Copy the data exactly. Images are to be left out.
§
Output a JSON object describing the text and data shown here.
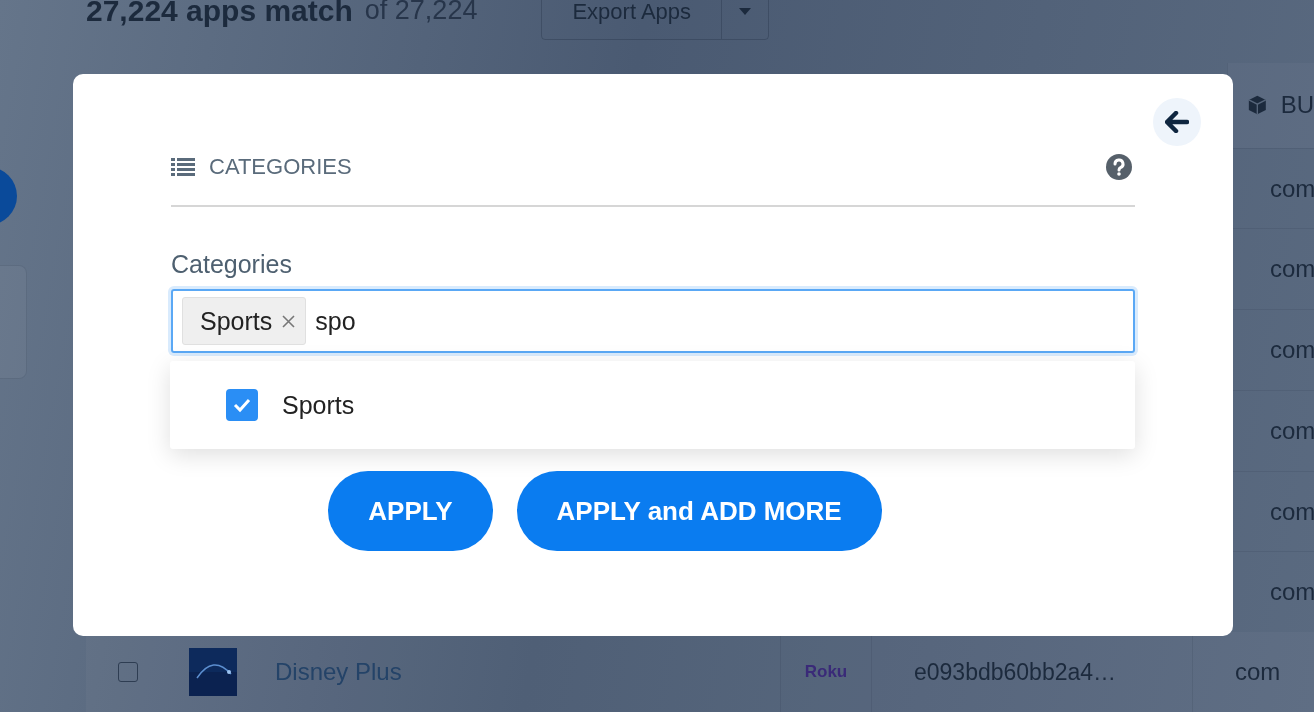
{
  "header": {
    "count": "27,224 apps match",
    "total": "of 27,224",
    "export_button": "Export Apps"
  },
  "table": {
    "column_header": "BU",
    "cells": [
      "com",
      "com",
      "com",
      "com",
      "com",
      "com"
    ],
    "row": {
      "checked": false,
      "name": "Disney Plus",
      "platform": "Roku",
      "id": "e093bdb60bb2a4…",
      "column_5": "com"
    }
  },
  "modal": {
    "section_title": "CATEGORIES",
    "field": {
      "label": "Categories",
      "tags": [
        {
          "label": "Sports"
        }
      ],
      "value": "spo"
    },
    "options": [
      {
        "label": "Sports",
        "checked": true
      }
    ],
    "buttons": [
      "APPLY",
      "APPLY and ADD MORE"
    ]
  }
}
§
> **Result**
Output a JSON object describing the text and data shown here.
{
  "header": {
    "count": "27,224 apps match",
    "total": "of 27,224",
    "export_button": "Export Apps"
  },
  "table": {
    "column_header": "BU",
    "cells": [
      "com",
      "com",
      "com",
      "com",
      "com",
      "com"
    ],
    "row": {
      "checked": false,
      "name": "Disney Plus",
      "platform": "Roku",
      "id": "e093bdb60bb2a4…",
      "column_5": "com"
    }
  },
  "modal": {
    "section_title": "CATEGORIES",
    "field": {
      "label": "Categories",
      "tags": [
        {
          "label": "Sports"
        }
      ],
      "value": "spo"
    },
    "options": [
      {
        "label": "Sports",
        "checked": true
      }
    ],
    "buttons": [
      "APPLY",
      "APPLY and ADD MORE"
    ]
  }
}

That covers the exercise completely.